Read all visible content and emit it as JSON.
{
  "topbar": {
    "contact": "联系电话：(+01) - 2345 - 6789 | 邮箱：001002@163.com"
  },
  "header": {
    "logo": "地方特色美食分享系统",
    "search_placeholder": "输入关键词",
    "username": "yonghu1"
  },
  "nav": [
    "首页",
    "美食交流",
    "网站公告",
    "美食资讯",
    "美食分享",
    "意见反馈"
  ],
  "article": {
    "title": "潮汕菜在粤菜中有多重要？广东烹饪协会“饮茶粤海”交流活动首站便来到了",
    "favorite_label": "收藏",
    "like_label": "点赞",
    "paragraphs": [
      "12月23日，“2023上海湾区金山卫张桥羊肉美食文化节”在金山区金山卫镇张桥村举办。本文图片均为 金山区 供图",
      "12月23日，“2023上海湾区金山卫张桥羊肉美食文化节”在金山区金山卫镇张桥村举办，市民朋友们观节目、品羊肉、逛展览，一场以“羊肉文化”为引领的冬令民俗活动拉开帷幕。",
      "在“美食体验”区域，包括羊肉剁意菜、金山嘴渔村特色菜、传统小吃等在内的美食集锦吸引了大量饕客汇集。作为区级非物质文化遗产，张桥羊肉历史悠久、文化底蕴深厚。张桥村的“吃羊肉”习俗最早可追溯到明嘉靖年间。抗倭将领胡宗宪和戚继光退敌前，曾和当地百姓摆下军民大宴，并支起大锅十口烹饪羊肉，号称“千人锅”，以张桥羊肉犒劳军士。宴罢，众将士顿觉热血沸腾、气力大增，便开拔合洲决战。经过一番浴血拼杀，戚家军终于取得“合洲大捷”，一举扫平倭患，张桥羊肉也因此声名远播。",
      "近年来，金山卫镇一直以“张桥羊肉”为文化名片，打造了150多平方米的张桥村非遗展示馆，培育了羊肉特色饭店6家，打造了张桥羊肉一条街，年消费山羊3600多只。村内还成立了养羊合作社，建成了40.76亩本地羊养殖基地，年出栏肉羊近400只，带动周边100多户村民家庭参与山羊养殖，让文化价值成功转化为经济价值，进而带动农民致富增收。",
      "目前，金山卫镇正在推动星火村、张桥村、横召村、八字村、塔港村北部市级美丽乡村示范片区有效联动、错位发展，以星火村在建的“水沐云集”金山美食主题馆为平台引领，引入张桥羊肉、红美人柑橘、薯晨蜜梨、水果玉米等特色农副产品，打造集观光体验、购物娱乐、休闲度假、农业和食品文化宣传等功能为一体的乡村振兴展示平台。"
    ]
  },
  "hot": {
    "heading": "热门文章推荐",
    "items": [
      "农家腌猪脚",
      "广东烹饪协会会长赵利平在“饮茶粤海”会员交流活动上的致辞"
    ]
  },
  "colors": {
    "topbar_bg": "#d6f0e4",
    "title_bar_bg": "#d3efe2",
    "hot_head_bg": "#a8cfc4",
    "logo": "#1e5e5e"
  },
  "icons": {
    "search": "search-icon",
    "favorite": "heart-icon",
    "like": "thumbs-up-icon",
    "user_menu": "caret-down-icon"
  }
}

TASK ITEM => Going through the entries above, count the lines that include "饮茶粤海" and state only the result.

OUTPUT FOR THIS TASK => 2